BERLIN — Told they couldn’t watch the World Cup on the job, Italian auto workers went on strike — conveniently, a half hour before game time. German companies set up office viewing areas to keep employees from defecting on game days.
Brazil basically shut down when its team played, with businesses and schools closed and elective surgery put off so people could be in front of a TV
he soccer tournament is the world’s most watched sporting event, and the fact that it comes around only once every four years is probably fortunate for anyone trying to get some work done.
One study suggests the German economy, Europe’s largest, loses more than $8 billion in productivity, about 0.27 percent of gross domestic product, during the monthlong tournament. Surveys in Britain predict output losses there of $1.5 billion to $2.3 billion.
And that’s just two of the 214 countries and territories where the 2006 World Cup drew the cumulative viewership of 26 billion people. That’s a lot of eyes not on the job.
Some workplaces — particularly government ones — are strictly watching that employees aren’t rooting when they should be working. Italy’s Renato Brunetta, minister for public administration, even warned government workers ahead of the tournament: “Fun is one thing, work is another.”
Many other bosses seem
. T Brazilian soccer fans at the central market in Sao Paulo watch on television as Wesley Sneijder of the Netherlands celebrates his goal against Brazil during a World Cup quarterfinal on July 2. only too happy to allow the World Cup into the workplace — perhaps because they share their subordinates’ football obsession. In the Netherlands, whose team knocked Brazil out in the quarterfinals, the entire country’s quitting time was unofficially moved forward to 1 p.m. on Friday so fans could watch the game.
German insurer Allianz SE sets up viewing areas in its Munich offices for German matches and allows all to watch — as long as they punched out beforehand.
“It is really motivating to employees,” Allianz spokeswoman Vera Werner said. “Managers see it as a way to boost their co-workers’ team spirit.”
While the United States isn’t hooked on soccer, support is growing. The World Cup is the fourth-biggest “top productivity sapper” in the U.S., based on a ranking of top sporting events carried out by Challenger, Gray & Christmas, a workplace consultancy based in Chicago. The NCAA men’s basketball tournament ranked No. 1 and was followed by NFL fantasy football pools and the Super Bowl.
The World Cup is not exclusively an economic drain. Economists say it boosts consumer spending for things like fan paraphernalia, party supplies and bigger ticket items like wide-screen televisions.
Britain’s Centre for Economics and Business Research estimated that despite productivity losses, there will be a net $2.43 billion short-run boost to that country’s GDP in June and July thanks to increased consumer expenditure and business spending on advertising.
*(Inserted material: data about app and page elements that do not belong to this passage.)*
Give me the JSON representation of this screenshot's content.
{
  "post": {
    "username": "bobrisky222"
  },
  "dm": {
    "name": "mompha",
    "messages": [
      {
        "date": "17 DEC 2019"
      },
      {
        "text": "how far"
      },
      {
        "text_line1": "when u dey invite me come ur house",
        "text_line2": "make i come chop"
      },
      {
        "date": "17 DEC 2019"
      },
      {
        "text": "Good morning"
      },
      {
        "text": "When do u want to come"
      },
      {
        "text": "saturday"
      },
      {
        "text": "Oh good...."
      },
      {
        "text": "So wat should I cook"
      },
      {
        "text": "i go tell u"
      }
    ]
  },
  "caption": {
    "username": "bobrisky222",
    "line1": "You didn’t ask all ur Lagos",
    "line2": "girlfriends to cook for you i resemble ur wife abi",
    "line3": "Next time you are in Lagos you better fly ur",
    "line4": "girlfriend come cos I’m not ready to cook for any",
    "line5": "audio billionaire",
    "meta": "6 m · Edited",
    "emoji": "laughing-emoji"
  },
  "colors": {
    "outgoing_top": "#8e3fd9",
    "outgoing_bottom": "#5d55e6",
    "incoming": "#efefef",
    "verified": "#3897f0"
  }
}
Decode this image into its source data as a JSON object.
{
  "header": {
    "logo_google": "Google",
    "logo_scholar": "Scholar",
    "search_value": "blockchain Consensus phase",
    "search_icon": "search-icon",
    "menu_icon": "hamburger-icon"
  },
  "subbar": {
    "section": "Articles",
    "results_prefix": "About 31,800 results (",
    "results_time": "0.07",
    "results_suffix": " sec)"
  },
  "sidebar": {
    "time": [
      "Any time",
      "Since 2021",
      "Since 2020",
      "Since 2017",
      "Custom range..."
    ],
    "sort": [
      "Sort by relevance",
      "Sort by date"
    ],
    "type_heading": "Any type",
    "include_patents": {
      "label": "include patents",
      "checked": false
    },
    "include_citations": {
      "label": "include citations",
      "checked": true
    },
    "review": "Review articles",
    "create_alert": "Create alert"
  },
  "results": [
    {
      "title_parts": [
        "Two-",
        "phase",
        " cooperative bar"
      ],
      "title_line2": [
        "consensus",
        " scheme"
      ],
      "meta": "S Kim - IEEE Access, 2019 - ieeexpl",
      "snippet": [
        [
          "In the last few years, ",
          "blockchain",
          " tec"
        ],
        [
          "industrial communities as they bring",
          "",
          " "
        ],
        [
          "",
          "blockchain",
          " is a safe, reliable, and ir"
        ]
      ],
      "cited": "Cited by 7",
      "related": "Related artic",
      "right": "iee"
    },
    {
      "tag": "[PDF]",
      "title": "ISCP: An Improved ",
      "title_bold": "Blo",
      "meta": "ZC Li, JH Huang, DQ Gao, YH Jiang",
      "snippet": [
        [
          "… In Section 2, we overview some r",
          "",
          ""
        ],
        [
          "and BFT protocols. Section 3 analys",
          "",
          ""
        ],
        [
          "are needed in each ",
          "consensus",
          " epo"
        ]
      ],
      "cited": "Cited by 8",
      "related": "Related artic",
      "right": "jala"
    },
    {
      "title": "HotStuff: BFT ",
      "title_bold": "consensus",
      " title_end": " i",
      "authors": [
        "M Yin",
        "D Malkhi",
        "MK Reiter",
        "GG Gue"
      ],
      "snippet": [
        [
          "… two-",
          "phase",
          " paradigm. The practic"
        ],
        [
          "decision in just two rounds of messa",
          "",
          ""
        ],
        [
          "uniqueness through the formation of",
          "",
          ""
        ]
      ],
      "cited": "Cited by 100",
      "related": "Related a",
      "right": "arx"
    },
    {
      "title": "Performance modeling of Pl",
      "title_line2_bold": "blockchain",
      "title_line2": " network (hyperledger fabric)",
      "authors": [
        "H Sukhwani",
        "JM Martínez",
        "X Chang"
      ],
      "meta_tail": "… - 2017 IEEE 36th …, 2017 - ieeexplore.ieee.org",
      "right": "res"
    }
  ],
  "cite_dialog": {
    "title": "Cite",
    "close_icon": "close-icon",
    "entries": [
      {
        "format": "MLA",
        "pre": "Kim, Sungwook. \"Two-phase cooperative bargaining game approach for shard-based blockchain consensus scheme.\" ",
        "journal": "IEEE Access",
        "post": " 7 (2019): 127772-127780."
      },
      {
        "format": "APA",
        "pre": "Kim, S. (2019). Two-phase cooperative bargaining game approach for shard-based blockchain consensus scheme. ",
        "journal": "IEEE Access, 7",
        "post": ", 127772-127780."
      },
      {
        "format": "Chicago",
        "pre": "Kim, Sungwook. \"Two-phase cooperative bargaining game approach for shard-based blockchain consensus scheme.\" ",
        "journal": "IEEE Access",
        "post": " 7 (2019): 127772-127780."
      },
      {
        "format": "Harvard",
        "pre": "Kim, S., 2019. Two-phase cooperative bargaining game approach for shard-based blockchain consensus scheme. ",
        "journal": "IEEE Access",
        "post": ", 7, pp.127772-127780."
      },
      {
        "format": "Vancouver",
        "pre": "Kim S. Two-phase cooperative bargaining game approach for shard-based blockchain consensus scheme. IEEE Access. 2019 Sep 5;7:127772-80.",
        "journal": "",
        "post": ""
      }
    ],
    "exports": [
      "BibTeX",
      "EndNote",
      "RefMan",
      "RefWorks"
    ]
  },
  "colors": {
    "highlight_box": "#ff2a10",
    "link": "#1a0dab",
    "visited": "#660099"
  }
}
For Uruguay’s quarterfinal victory over Ghana, government offices shut down at 3 p.m. or simply stopped responding to the public, as did the banking system and most businesses. For its semifinal match against the Netherlands today, management and unions in virtually every company have agreed to allow everyone to watch. Dutch officials said most “non-essential’’ workers in their country are cleared to watch.
Spain’s David Villa celebrates on Saturday after scoring the only goal during a World Cup quarterfinal against Paraguay.